"The Throwback" first aired midway through season six of Alfred Hitchcock Presents on Tuesday, February 28, 1961. The uninspired direction was by John Brahm, and the show was followed by the "Well of Doom" episode of Thriller, also directed by Brahm but more in keeping with his oft-used Gothic style. Brahm directed 10 episodes of Alfred Hitchcock Presents and five of The Alfred Hitchcock Hour; his last episode before this one had been Henry Slesar's "Pen Pal."
Starring as Elliot was Scott Marlowe (1932-2001). Marlowe's career lasted from the early 1950s to the late 1990s and included episodes of Thriller and The Outer Limits, as well as a syndicated soap opera in 1994 called Valley of the Dolls. This was his only appearance on the Hitchcock series.

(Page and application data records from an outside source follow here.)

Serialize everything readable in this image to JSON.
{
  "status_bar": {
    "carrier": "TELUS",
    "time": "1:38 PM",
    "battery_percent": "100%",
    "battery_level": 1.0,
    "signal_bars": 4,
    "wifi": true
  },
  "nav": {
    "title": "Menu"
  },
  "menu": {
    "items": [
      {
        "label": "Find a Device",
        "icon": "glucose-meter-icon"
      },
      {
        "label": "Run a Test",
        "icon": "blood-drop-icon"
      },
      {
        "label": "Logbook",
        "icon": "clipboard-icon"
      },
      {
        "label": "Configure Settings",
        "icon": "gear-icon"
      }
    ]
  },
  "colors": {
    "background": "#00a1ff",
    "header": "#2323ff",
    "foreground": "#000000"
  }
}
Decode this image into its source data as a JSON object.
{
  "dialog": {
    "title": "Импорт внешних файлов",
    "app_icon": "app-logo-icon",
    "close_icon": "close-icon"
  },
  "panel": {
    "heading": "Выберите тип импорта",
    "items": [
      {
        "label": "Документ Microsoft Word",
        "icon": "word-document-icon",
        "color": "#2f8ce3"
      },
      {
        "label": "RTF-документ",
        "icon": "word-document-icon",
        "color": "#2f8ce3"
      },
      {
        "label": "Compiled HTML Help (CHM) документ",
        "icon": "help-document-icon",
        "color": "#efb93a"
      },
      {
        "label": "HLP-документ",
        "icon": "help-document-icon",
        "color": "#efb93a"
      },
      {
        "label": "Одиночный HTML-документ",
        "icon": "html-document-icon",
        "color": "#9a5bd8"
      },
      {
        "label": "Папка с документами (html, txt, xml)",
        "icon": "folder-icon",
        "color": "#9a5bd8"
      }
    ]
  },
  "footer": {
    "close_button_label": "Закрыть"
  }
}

Murray Matheson (1912-1985) played Cyril. Born in Australia, he appeared in movies and on TV from the 1940s to the 1980s. He was on the Hitchcock show four times, and appeared on The Twilight Zone, Thriller, Night Gallery and Kolchak: The Night Stalker. He also had a role in Assault on a Queen, which was adapted by Rod Serling from Jack Finney's novel.
|John Indrisano as Joseph|
Joseph the butler is played by John Indrisano (1905-1968), a former professional boxer who worked as a boxing coach for actors and who appeared in many small roles on film and TV. He also appeared in an episode of The Alfred Hitchcock Hour.
"The Throwback" is available on DVD here or may be viewed for free online here.
Grams, Martin, and Patrik Wikstrom. The Alfred Hitchcock Presents Companion. Churchville, MD: OTR Pub., 2001. Print.